5. Lavender.  All the old ladies on the tram (and a few men two) wanted to ask me about the beautiful plant I was carrying.  They wanted to know where I got it, tell me how lovely it was, how nice it smelled, etc.  It is currently ailing.  Here’s hoping that it will pull through.
4. A toilet plunger (again the backpack was full). Enough said.
3. A lamp that was taller than me. It was a smokin’ deal that the Salvation Army and even has a dimmer! How could I have passed that up?
2. An excessive amount of wine and beer bottles to take to recycling (see #9). We invited all 7 people we know in Switzerland to dinner.  Funnily enough, this didn’t merit a raised eyebrow either.
1. One day I carried this table home. To it, I taped a vacuum cleaner, a steamer and a plant stand.  Oh yeah, I wore my backpack too.  It was full.*
*Swiss people have been very nice.  That day, I had no less than four people ask me where I was going so that they could help me carry it.  I politely declined. For me, it was a point of pride. How else can I train properly for my Sherpa job?
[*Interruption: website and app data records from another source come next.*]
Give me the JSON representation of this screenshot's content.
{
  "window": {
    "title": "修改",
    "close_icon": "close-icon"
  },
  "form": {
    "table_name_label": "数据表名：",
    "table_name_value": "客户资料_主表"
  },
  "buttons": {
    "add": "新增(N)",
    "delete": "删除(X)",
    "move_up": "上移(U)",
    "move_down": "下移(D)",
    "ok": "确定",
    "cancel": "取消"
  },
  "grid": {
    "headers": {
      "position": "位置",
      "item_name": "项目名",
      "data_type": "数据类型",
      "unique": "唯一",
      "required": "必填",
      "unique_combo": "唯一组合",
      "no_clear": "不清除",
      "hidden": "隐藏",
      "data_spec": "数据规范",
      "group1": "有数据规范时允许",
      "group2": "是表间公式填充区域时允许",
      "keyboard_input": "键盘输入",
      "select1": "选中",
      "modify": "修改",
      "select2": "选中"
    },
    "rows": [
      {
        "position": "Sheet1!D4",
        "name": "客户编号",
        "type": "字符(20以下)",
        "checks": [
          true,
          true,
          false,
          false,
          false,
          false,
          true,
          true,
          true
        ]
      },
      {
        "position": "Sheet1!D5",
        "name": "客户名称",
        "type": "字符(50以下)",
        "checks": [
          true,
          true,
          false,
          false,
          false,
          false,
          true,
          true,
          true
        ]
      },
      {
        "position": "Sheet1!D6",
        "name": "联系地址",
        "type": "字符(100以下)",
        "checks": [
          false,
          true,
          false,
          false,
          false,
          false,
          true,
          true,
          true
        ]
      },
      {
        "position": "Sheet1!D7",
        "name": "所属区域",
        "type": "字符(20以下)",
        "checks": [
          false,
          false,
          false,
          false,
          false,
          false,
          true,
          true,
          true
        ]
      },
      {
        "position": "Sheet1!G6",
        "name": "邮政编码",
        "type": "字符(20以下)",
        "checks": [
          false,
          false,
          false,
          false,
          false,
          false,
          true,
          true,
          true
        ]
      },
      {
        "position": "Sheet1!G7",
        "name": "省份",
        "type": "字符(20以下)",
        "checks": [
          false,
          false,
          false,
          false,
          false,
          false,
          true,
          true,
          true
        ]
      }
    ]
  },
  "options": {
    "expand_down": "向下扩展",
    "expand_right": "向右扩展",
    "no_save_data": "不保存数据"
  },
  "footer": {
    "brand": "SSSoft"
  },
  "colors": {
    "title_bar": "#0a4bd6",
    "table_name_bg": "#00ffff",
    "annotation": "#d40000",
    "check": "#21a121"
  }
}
House Hunters International, Geneva Edition – Part One

We are about to become residents of Geneva. We have not yet seen the city.   On Monday, that will change for me.  He has some meetings for work, so he will not be able to go until later.  This means that I will be picking out a residence in one of the world’s tightest housing markets all by myself. Strangely, he seems unconcerned.

The housing market in Geneva is in a state of crisis with a .05% vacancy (of course, half of all statistics are wrong).  The city is wedged in between a lake and the French border so there is not much room to expand.  Therefore, finding an housing in Geneva is notoriously difficult.  Here is my understanding of how it works:

1. Being me, I would have liked to stalk properties online before going.  This has been strongly discouraged because anything that I see online, even mere days ahead of my visit, will no longer be available when I arrive.  As a result, I am merely looking places online to determine how little our money will get us (although it still looks like a great place to live).

2. Fill out questionnaire for realtor. For an American, this contains some unexpected questions.  Those of you who watch House Hunters International should not be surprised by this.  I had to check a box that said whether or not I wanted to bring my own kitchen.  I love my house, but for me this is a no brainer.  We will not be bringing our own kitchen.

3. A Régie is the Swiss version of a realtor/estate agent.  Property owners use them to rent their apartments and handle the complex paperwork.  They show the apartments.

4. After viewing apartments, I should be prepared to put in multiple offers immediately (before the end of that day).  We know people who have put in four; we know of people who have put in over ten.  This step includes signing a paper that we are not delinquent on any local debts.  By the way, that paper costs $20-25. Even putting in an application can carry a fee.

5. We wait a few days to see if any of our offers have been accepted.

6. If unsuccessful, start again at step one.  Cross your fingers.